Task goal: The entries follow. Copy every line in which "highlight" appears.
╔══
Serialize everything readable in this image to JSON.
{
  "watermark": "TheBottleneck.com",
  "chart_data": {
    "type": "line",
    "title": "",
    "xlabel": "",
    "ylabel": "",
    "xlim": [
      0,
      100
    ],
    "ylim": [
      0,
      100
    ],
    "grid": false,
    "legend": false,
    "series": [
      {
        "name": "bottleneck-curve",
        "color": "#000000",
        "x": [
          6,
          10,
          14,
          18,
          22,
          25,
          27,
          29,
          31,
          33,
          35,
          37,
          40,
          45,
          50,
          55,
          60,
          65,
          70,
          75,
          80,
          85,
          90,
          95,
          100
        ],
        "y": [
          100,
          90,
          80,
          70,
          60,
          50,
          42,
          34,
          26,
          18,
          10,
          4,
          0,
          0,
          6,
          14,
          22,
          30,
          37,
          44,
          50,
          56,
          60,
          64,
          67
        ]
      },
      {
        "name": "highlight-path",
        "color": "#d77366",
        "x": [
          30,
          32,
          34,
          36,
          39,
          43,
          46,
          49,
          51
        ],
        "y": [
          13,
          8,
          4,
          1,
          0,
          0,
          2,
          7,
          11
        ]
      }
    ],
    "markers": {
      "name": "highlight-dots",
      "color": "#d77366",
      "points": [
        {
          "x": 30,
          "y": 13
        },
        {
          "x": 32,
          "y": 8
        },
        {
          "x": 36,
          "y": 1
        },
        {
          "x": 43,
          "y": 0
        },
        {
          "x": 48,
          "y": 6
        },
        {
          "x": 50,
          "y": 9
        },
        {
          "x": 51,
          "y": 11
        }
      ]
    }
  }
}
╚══
Answer to this problem:
        "name": "highlight-path",
      "name": "highlight-dots",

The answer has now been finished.